There are tons of great podcasts out there focusing on the non-profit world and evaluations, enough that I can do a full post on that topic sometime. Perusing the back episodes of the Chronicle of Philanthropy’s “Making Change” podcast, I came across a great interview with evaluation mastermind Michael Quinn Patton. He spoke at length about developmental evaluation and the growing movement for accountability, but one story he shared near the beginning (around the 6:30 mark) caught my attention. Patton related a common experience where a non-profit calls him up to say that they need an evaluation and were recommended to him. He asked what kind of evaluation they need, and after a confused silence they replied “A kind?”. He went on to tell the befuddled caller that just like there are different kinds of restaurants and computers and cars, there are different kinds of evaluation. In response the non-profit representative explained that their three-year foundation grant is coming to an end and they just noticed that they are supposed to do an evaluation as part of their agreement with the funder, at which point Patton responded, “I don’t do that kind of evaluation”.

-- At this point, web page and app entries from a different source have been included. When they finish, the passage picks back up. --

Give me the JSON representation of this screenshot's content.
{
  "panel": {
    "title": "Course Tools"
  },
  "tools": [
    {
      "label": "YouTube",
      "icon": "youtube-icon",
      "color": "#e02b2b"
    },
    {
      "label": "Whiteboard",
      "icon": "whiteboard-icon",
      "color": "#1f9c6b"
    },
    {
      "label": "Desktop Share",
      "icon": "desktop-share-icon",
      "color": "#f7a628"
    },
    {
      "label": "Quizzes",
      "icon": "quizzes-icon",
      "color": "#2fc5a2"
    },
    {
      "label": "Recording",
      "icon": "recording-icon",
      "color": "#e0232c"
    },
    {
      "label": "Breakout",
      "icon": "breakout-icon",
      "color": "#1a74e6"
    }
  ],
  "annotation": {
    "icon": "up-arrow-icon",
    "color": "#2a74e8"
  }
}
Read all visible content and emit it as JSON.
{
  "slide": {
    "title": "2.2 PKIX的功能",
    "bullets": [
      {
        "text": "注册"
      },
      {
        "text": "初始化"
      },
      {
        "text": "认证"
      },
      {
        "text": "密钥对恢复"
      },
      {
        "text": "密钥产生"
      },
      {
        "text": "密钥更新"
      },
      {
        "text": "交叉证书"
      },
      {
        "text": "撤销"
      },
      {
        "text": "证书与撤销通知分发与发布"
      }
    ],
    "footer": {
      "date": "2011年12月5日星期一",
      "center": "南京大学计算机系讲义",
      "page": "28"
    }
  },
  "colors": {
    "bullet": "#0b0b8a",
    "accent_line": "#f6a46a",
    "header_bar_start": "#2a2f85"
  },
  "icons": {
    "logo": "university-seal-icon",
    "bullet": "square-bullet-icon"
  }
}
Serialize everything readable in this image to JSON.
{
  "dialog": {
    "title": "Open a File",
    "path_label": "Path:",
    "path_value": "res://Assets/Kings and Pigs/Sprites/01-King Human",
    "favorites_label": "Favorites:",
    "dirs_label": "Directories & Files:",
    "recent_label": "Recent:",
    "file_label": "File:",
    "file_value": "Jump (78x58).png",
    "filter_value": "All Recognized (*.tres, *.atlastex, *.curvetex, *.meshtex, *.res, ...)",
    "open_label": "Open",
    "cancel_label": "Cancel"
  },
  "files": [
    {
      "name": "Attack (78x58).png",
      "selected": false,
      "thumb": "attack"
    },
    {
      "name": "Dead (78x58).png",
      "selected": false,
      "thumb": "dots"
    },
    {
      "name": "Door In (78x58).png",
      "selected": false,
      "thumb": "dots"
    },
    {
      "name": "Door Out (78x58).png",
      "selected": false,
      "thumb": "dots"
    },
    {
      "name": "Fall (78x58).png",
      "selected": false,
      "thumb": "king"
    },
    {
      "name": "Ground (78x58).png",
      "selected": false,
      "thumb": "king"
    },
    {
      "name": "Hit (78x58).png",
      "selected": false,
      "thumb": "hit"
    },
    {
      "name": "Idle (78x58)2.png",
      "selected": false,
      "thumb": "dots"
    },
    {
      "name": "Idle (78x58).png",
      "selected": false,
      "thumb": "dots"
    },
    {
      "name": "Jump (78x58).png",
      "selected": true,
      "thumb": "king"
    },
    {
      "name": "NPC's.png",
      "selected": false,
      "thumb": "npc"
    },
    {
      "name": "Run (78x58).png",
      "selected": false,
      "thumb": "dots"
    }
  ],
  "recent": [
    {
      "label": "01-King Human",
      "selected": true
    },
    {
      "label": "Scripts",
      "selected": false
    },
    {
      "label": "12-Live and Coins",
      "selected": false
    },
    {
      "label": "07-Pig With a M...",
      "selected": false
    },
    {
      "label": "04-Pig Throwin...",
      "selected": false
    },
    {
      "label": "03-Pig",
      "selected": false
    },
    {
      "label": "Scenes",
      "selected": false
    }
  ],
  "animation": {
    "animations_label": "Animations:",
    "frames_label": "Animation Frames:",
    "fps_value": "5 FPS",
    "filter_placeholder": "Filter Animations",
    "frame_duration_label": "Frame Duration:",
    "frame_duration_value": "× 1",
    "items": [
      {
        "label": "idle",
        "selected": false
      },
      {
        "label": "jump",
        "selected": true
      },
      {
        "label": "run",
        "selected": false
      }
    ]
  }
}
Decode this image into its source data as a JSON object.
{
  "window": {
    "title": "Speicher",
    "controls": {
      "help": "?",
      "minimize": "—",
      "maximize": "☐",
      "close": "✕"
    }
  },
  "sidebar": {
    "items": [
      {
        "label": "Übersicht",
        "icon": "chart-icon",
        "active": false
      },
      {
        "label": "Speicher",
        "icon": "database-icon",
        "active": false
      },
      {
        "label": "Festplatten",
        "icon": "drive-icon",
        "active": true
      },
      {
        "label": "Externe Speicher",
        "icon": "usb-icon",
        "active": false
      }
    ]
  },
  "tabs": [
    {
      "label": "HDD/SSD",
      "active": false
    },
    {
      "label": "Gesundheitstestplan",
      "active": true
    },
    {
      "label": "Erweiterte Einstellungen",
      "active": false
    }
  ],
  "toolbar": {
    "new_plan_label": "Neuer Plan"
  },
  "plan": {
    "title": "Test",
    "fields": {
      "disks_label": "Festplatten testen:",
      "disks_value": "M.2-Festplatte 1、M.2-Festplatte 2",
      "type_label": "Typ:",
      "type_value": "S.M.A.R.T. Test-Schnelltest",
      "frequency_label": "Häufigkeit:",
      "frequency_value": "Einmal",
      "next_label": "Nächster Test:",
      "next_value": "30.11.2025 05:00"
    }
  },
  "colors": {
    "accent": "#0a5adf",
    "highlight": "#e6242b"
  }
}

Funders are increasingly asking applying organizations to evaluate their programs and projects: for example, the Ontario Trillium Foundation, a major funder in that province, has a dedicated page on creating an evaluation plan. Thankfully, OTF points out that evaluation planning should be incorporated in the program design process and take place before the project starts: as Patton’s story implies, leaving the evaluation to the last minute is not an ideal situation for either the evaluator or the organization.
With the approach of fall signalling the beginning of a new grant application season, now’s a great time to think about how evaluation fits in to the process. Every funding body and applying organization brings unique considerations, but there are three general principles to consider when you reach the “Evaluation” component of a grant.
1. Be clear as to what funder is looking for
This point is crucial, not just for the evaluation piece but the grant as a whole. If you don’t meet the requirements or understand what they’re asking for, all that time planning and writing will go for naught. Fortunately, almost all funding calls will list a contact person who can answer your questions and oftentimes provide some informal feedback on your application (or at the very least let you know if your idea is completely out in left field). Seek clarification on any points of uncertainty – ignorance is not bliss!
2. Know what you’re getting into
From the safety of the planning process, it can be easy to create an elaborate plan – sure, we can survey all of our participants four times during the program and run six focus groups! Although you should ensure that you are meeting the minimum requirements of the grant (following point 1 and clarifying with the funder directly if necessary), it’s better to underpromise and overdeliver instead of vice versa. Make sure you have the capacity to follow through on what you’re promising in terms of staff time and skills to plan the evaluation and collect and analyze data, as well as having access to the necessary tools such as online survey platforms or statistical software. Check whether you can use a portion of the grant funding to pay for tools and additional staff time or to hire an external consultant to conduct the evaluation.
3. Make sure the evaluation meets your needs too!
It’s all too easy to see the evaluation component as yet another hoop to jump through to get access to a pool of funds, but there are many benefits to your organization. What do you want to learn about your program, your participants, and your community? If the funder simply checks that you completed the evaluation and dumps it in a file-drawer with no impact on future funding, was the process still useful for you? An evaluation can contribute to the ongoing planning and development of your program, as well as demonstrate effectiveness and impact to your staff, participants, community partners, and future potential funders. In fact, ideally the evaluation planning should happen independently of any grant: when you get to that part of the application, it should just be the case of tweaking the pre-existing plan to meet any requirements of the specific grant.
Any other advice that I’m missing here? Share in the comments below or on Twitter!
If you represent a non-profit organization in the Saskatoon area that’s looking for help with evaluation planning, drop me a line – the initial conversation is (and will always be) free of charge!